## Description of the task:
Using the data that follows, say how many lines contain the word "another", giving the number by itself.

## Information supplied:
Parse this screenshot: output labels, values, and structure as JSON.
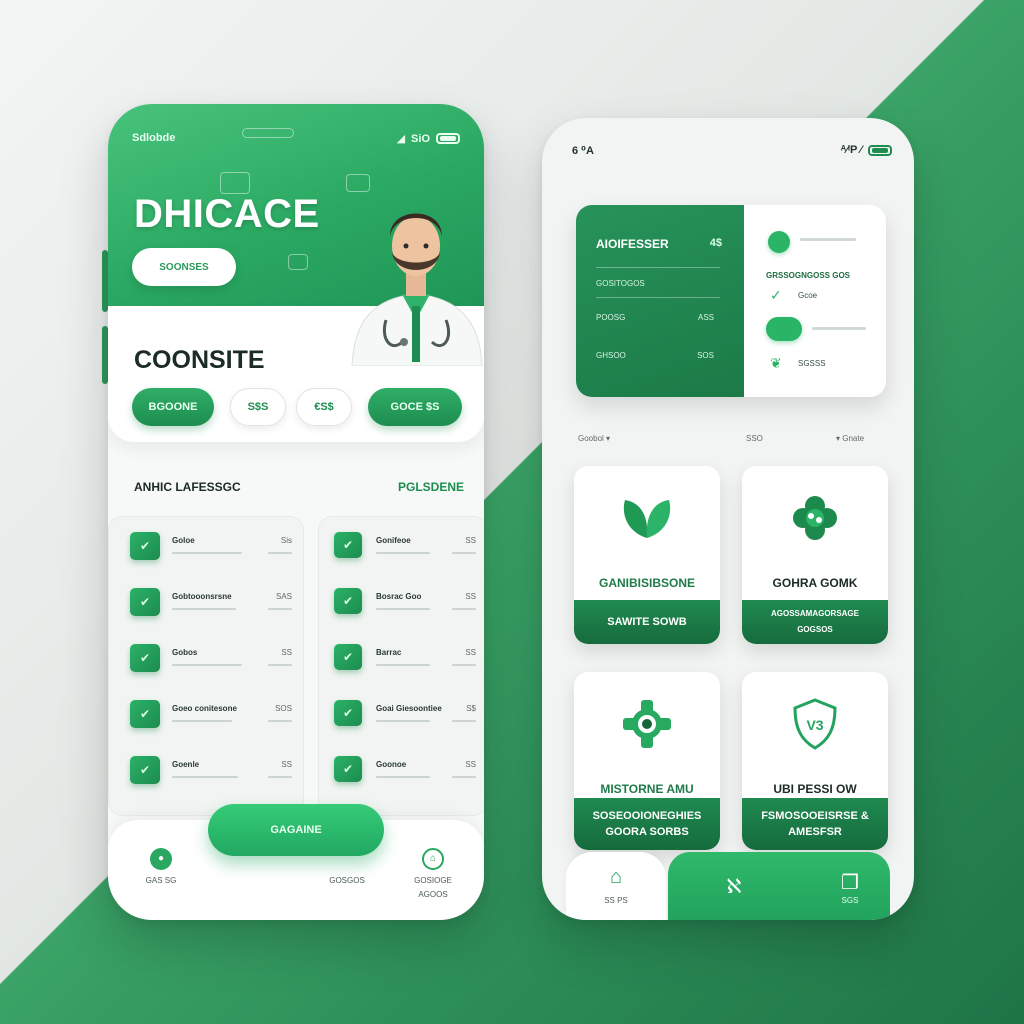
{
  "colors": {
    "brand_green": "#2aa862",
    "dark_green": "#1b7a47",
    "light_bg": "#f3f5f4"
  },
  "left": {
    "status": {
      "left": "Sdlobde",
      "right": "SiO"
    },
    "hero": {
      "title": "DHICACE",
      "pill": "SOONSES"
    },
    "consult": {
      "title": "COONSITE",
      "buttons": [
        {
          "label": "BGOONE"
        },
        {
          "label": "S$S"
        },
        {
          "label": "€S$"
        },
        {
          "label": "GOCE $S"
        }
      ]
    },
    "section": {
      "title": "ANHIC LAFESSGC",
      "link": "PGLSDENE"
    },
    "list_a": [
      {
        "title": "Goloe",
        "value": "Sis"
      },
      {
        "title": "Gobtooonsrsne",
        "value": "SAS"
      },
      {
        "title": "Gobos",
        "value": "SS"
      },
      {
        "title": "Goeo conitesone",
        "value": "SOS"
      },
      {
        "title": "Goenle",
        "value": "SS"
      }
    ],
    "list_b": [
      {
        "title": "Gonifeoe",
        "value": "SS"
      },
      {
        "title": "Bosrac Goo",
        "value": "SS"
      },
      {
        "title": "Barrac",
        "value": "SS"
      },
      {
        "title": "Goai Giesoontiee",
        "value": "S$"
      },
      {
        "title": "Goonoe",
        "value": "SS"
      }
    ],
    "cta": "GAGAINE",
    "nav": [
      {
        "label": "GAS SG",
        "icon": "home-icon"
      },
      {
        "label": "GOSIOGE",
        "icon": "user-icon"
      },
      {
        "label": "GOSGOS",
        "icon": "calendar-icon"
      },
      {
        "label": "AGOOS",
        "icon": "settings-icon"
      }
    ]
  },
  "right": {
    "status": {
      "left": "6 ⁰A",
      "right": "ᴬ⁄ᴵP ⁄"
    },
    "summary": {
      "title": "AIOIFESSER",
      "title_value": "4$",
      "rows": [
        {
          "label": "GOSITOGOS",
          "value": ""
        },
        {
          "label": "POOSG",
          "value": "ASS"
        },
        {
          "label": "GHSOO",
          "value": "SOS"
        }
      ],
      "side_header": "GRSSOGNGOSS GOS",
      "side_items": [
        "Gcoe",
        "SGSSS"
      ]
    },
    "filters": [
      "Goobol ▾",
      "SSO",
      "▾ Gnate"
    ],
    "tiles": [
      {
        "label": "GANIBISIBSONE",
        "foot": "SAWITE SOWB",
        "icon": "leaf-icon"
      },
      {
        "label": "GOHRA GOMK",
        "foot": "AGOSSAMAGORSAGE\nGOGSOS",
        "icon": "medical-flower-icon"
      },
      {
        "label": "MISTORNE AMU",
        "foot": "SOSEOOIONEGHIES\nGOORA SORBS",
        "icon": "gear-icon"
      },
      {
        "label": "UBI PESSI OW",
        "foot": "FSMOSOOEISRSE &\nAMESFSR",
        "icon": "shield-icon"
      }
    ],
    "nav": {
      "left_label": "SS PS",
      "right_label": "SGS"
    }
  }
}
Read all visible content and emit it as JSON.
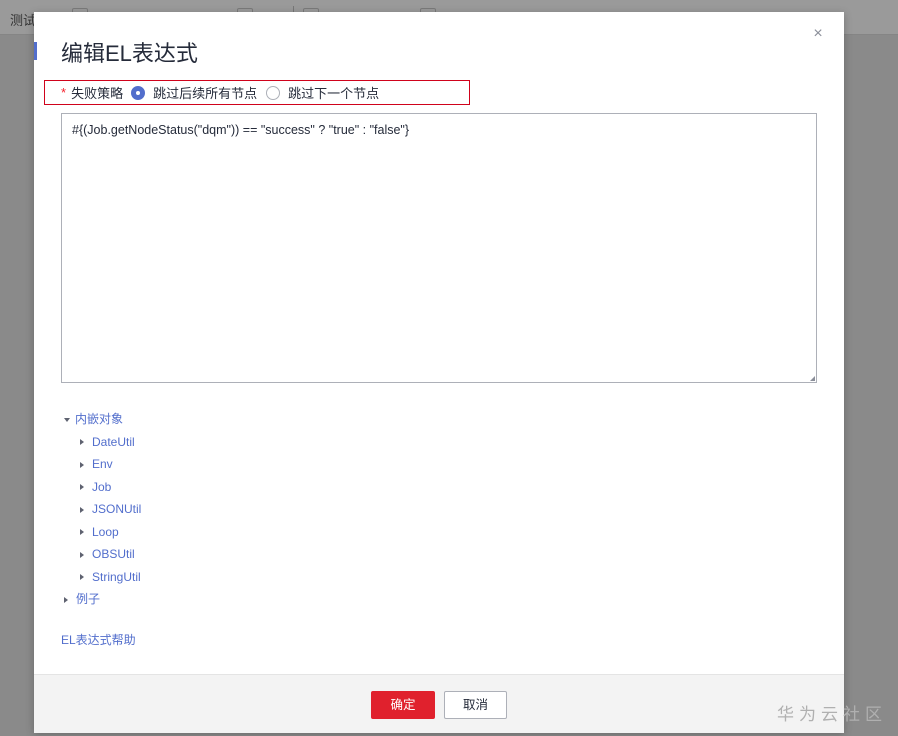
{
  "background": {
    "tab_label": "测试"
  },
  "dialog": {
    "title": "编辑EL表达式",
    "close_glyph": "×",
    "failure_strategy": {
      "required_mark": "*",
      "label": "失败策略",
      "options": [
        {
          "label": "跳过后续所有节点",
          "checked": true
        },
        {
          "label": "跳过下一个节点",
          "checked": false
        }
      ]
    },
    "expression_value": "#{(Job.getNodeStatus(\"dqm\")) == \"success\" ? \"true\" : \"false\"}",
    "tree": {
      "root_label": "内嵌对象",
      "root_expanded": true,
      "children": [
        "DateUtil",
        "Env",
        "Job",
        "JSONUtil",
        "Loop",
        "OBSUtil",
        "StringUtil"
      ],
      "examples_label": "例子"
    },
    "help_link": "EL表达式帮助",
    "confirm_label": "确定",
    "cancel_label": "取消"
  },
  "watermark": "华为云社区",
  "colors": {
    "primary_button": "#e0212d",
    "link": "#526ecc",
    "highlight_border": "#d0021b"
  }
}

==

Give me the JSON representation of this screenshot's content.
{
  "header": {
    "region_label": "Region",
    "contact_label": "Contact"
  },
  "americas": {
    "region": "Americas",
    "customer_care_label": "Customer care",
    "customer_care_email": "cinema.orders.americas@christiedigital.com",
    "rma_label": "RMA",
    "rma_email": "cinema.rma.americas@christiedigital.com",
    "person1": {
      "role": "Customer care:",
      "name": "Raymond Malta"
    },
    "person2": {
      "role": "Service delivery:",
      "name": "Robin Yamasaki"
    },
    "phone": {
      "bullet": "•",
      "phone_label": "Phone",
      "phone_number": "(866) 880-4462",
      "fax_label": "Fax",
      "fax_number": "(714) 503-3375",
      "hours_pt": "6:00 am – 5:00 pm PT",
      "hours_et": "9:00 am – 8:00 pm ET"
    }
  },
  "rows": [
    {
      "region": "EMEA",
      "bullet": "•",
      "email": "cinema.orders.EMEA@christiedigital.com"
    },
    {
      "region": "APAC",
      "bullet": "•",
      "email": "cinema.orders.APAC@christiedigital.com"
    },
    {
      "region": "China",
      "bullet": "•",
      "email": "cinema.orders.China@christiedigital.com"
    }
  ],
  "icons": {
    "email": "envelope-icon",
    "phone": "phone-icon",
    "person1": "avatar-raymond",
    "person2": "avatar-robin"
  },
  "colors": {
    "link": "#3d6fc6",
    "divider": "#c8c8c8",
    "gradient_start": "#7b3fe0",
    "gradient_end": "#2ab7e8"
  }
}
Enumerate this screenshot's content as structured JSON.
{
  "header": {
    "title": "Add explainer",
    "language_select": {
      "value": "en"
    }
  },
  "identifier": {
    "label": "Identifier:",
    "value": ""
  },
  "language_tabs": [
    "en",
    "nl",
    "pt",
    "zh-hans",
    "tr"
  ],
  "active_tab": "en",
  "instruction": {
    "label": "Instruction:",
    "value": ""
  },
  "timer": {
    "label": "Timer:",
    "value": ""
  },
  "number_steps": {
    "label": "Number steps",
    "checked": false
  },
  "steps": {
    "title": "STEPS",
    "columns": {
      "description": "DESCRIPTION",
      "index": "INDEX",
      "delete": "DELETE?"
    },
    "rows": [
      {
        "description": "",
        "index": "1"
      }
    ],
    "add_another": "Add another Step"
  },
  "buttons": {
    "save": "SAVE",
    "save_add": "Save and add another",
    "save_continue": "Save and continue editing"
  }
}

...

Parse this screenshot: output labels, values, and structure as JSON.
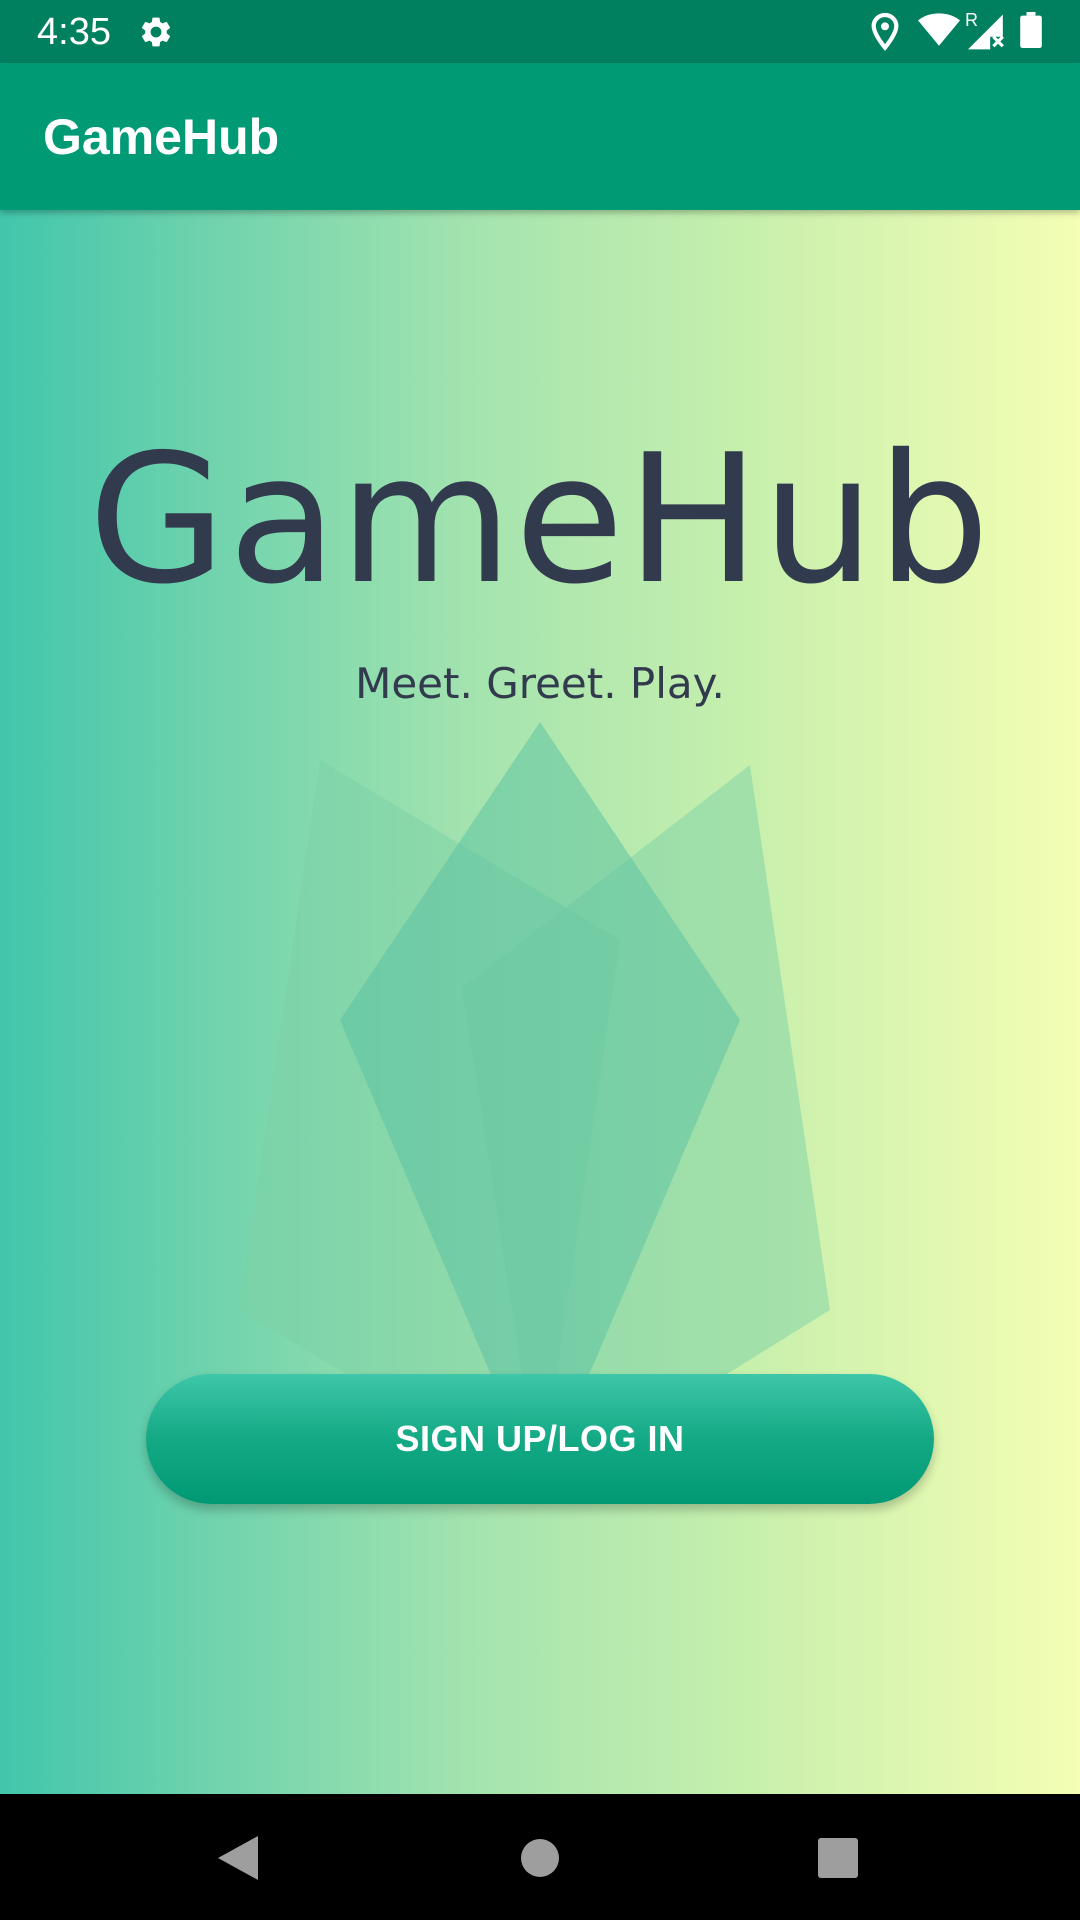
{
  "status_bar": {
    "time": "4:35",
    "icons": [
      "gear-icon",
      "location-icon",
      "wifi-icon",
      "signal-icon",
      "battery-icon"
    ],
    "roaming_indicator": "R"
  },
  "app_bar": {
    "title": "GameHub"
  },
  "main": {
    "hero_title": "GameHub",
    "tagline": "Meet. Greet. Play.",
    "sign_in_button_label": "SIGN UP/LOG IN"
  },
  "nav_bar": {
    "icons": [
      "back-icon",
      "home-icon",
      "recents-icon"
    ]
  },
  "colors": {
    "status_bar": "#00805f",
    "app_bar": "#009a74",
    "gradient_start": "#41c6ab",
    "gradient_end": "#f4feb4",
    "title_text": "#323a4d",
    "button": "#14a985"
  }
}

## Output of the task:
2